● Exercise objective:
Carry none of the pictures over; write out the complete data exactly.

--- Dataset Enclosed Below ---

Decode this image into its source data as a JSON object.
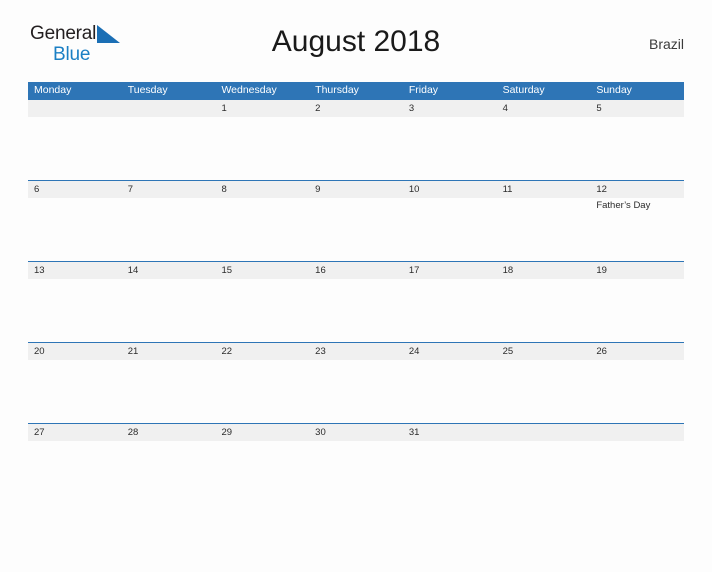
{
  "logo": {
    "text_top": "General",
    "text_bottom": "Blue",
    "mark": "blue-triangle-flag",
    "color_top": "#231f20",
    "color_bottom": "#1b7fc4"
  },
  "header": {
    "title": "August 2018",
    "country": "Brazil"
  },
  "colors": {
    "header_bar": "#2e75b6",
    "date_band": "#f0f0f0",
    "rule": "#2e75b6",
    "page_background": "#fdfdfd",
    "text": "#2b2b2b"
  },
  "calendar": {
    "weekday_headers": [
      "Monday",
      "Tuesday",
      "Wednesday",
      "Thursday",
      "Friday",
      "Saturday",
      "Sunday"
    ],
    "weeks": [
      {
        "days": [
          {
            "num": "",
            "events": []
          },
          {
            "num": "",
            "events": []
          },
          {
            "num": "1",
            "events": []
          },
          {
            "num": "2",
            "events": []
          },
          {
            "num": "3",
            "events": []
          },
          {
            "num": "4",
            "events": []
          },
          {
            "num": "5",
            "events": []
          }
        ]
      },
      {
        "days": [
          {
            "num": "6",
            "events": []
          },
          {
            "num": "7",
            "events": []
          },
          {
            "num": "8",
            "events": []
          },
          {
            "num": "9",
            "events": []
          },
          {
            "num": "10",
            "events": []
          },
          {
            "num": "11",
            "events": []
          },
          {
            "num": "12",
            "events": [
              "Father’s Day"
            ]
          }
        ]
      },
      {
        "days": [
          {
            "num": "13",
            "events": []
          },
          {
            "num": "14",
            "events": []
          },
          {
            "num": "15",
            "events": []
          },
          {
            "num": "16",
            "events": []
          },
          {
            "num": "17",
            "events": []
          },
          {
            "num": "18",
            "events": []
          },
          {
            "num": "19",
            "events": []
          }
        ]
      },
      {
        "days": [
          {
            "num": "20",
            "events": []
          },
          {
            "num": "21",
            "events": []
          },
          {
            "num": "22",
            "events": []
          },
          {
            "num": "23",
            "events": []
          },
          {
            "num": "24",
            "events": []
          },
          {
            "num": "25",
            "events": []
          },
          {
            "num": "26",
            "events": []
          }
        ]
      },
      {
        "days": [
          {
            "num": "27",
            "events": []
          },
          {
            "num": "28",
            "events": []
          },
          {
            "num": "29",
            "events": []
          },
          {
            "num": "30",
            "events": []
          },
          {
            "num": "31",
            "events": []
          },
          {
            "num": "",
            "events": []
          },
          {
            "num": "",
            "events": []
          }
        ]
      }
    ]
  }
}
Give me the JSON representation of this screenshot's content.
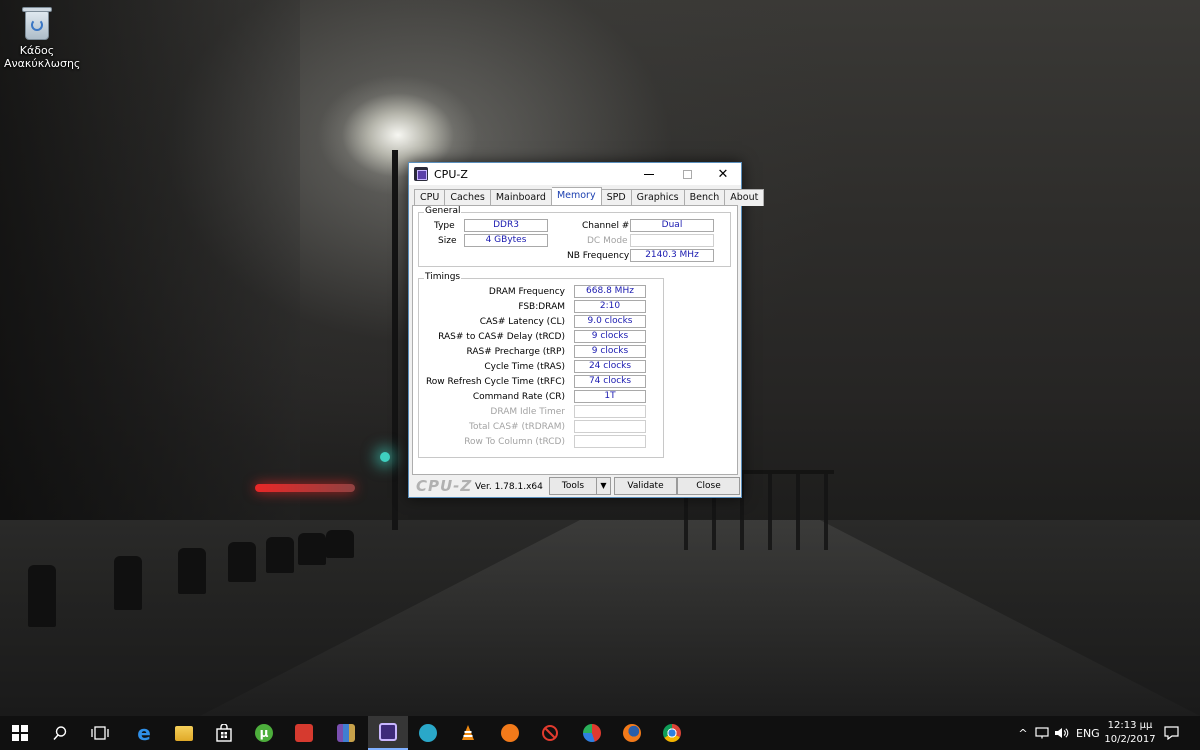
{
  "desktop": {
    "icons": [
      {
        "label": "Κάδος Ανακύκλωσης",
        "icon": "recycle-bin-icon"
      }
    ]
  },
  "window": {
    "title": "CPU-Z",
    "controls": {
      "minimize": "minimize",
      "maximize": "maximize",
      "close": "✕"
    },
    "tabs": [
      "CPU",
      "Caches",
      "Mainboard",
      "Memory",
      "SPD",
      "Graphics",
      "Bench",
      "About"
    ],
    "active_tab": "Memory",
    "general": {
      "title": "General",
      "type_label": "Type",
      "type_value": "DDR3",
      "size_label": "Size",
      "size_value": "4 GBytes",
      "channel_label": "Channel #",
      "channel_value": "Dual",
      "dcmode_label": "DC Mode",
      "dcmode_value": "",
      "nbfreq_label": "NB Frequency",
      "nbfreq_value": "2140.3 MHz"
    },
    "timings": {
      "title": "Timings",
      "rows": [
        {
          "label": "DRAM Frequency",
          "value": "668.8 MHz"
        },
        {
          "label": "FSB:DRAM",
          "value": "2:10"
        },
        {
          "label": "CAS# Latency (CL)",
          "value": "9.0 clocks"
        },
        {
          "label": "RAS# to CAS# Delay (tRCD)",
          "value": "9 clocks"
        },
        {
          "label": "RAS# Precharge (tRP)",
          "value": "9 clocks"
        },
        {
          "label": "Cycle Time (tRAS)",
          "value": "24 clocks"
        },
        {
          "label": "Row Refresh Cycle Time (tRFC)",
          "value": "74 clocks"
        },
        {
          "label": "Command Rate (CR)",
          "value": "1T"
        },
        {
          "label": "DRAM Idle Timer",
          "value": ""
        },
        {
          "label": "Total CAS# (tRDRAM)",
          "value": ""
        },
        {
          "label": "Row To Column (tRCD)",
          "value": ""
        }
      ]
    },
    "footer": {
      "brand": "CPU-Z",
      "version": "Ver. 1.78.1.x64",
      "tools_label": "Tools",
      "tools_arrow": "▼",
      "validate_label": "Validate",
      "close_label": "Close"
    }
  },
  "taskbar": {
    "items": [
      "start",
      "search",
      "task-view",
      "edge",
      "file-explorer",
      "store",
      "utorrent",
      "news-app",
      "winrar",
      "cpu-z",
      "cam-app",
      "vlc",
      "avast",
      "no-entry-app",
      "ccleaner",
      "firefox",
      "chrome"
    ],
    "active_item": "cpu-z",
    "tray": {
      "chevron": "^",
      "language": "ENG",
      "time": "12:13 μμ",
      "date": "10/2/2017"
    }
  }
}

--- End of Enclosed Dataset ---

● Response for this exercise:
Decode this image into its source data as a JSON object.
{
  "logo": {
    "text_top": "General",
    "text_bottom": "Blue",
    "mark": "blue-triangle-flag",
    "color_top": "#231f20",
    "color_bottom": "#1b7fc4"
  },
  "header": {
    "title": "August 2018",
    "country": "Brazil"
  },
  "colors": {
    "header_bar": "#2e75b6",
    "date_band": "#f0f0f0",
    "rule": "#2e75b6",
    "page_background": "#fdfdfd",
    "text": "#2b2b2b"
  },
  "calendar": {
    "weekday_headers": [
      "Monday",
      "Tuesday",
      "Wednesday",
      "Thursday",
      "Friday",
      "Saturday",
      "Sunday"
    ],
    "weeks": [
      {
        "days": [
          {
            "num": "",
            "events": []
          },
          {
            "num": "",
            "events": []
          },
          {
            "num": "1",
            "events": []
          },
          {
            "num": "2",
            "events": []
          },
          {
            "num": "3",
            "events": []
          },
          {
            "num": "4",
            "events": []
          },
          {
            "num": "5",
            "events": []
          }
        ]
      },
      {
        "days": [
          {
            "num": "6",
            "events": []
          },
          {
            "num": "7",
            "events": []
          },
          {
            "num": "8",
            "events": []
          },
          {
            "num": "9",
            "events": []
          },
          {
            "num": "10",
            "events": []
          },
          {
            "num": "11",
            "events": []
          },
          {
            "num": "12",
            "events": [
              "Father’s Day"
            ]
          }
        ]
      },
      {
        "days": [
          {
            "num": "13",
            "events": []
          },
          {
            "num": "14",
            "events": []
          },
          {
            "num": "15",
            "events": []
          },
          {
            "num": "16",
            "events": []
          },
          {
            "num": "17",
            "events": []
          },
          {
            "num": "18",
            "events": []
          },
          {
            "num": "19",
            "events": []
          }
        ]
      },
      {
        "days": [
          {
            "num": "20",
            "events": []
          },
          {
            "num": "21",
            "events": []
          },
          {
            "num": "22",
            "events": []
          },
          {
            "num": "23",
            "events": []
          },
          {
            "num": "24",
            "events": []
          },
          {
            "num": "25",
            "events": []
          },
          {
            "num": "26",
            "events": []
          }
        ]
      },
      {
        "days": [
          {
            "num": "27",
            "events": []
          },
          {
            "num": "28",
            "events": []
          },
          {
            "num": "29",
            "events": []
          },
          {
            "num": "30",
            "events": []
          },
          {
            "num": "31",
            "events": []
          },
          {
            "num": "",
            "events": []
          },
          {
            "num": "",
            "events": []
          }
        ]
      }
    ]
  }
}
Give me the JSON representation of this screenshot's content.
{
  "desktop": {
    "icons": [
      {
        "label": "Κάδος Ανακύκλωσης",
        "icon": "recycle-bin-icon"
      }
    ]
  },
  "window": {
    "title": "CPU-Z",
    "controls": {
      "minimize": "minimize",
      "maximize": "maximize",
      "close": "✕"
    },
    "tabs": [
      "CPU",
      "Caches",
      "Mainboard",
      "Memory",
      "SPD",
      "Graphics",
      "Bench",
      "About"
    ],
    "active_tab": "Memory",
    "general": {
      "title": "General",
      "type_label": "Type",
      "type_value": "DDR3",
      "size_label": "Size",
      "size_value": "4 GBytes",
      "channel_label": "Channel #",
      "channel_value": "Dual",
      "dcmode_label": "DC Mode",
      "dcmode_value": "",
      "nbfreq_label": "NB Frequency",
      "nbfreq_value": "2140.3 MHz"
    },
    "timings": {
      "title": "Timings",
      "rows": [
        {
          "label": "DRAM Frequency",
          "value": "668.8 MHz"
        },
        {
          "label": "FSB:DRAM",
          "value": "2:10"
        },
        {
          "label": "CAS# Latency (CL)",
          "value": "9.0 clocks"
        },
        {
          "label": "RAS# to CAS# Delay (tRCD)",
          "value": "9 clocks"
        },
        {
          "label": "RAS# Precharge (tRP)",
          "value": "9 clocks"
        },
        {
          "label": "Cycle Time (tRAS)",
          "value": "24 clocks"
        },
        {
          "label": "Row Refresh Cycle Time (tRFC)",
          "value": "74 clocks"
        },
        {
          "label": "Command Rate (CR)",
          "value": "1T"
        },
        {
          "label": "DRAM Idle Timer",
          "value": ""
        },
        {
          "label": "Total CAS# (tRDRAM)",
          "value": ""
        },
        {
          "label": "Row To Column (tRCD)",
          "value": ""
        }
      ]
    },
    "footer": {
      "brand": "CPU-Z",
      "version": "Ver. 1.78.1.x64",
      "tools_label": "Tools",
      "tools_arrow": "▼",
      "validate_label": "Validate",
      "close_label": "Close"
    }
  },
  "taskbar": {
    "items": [
      "start",
      "search",
      "task-view",
      "edge",
      "file-explorer",
      "store",
      "utorrent",
      "news-app",
      "winrar",
      "cpu-z",
      "cam-app",
      "vlc",
      "avast",
      "no-entry-app",
      "ccleaner",
      "firefox",
      "chrome"
    ],
    "active_item": "cpu-z",
    "tray": {
      "chevron": "^",
      "language": "ENG",
      "time": "12:13 μμ",
      "date": "10/2/2017"
    }
  }
}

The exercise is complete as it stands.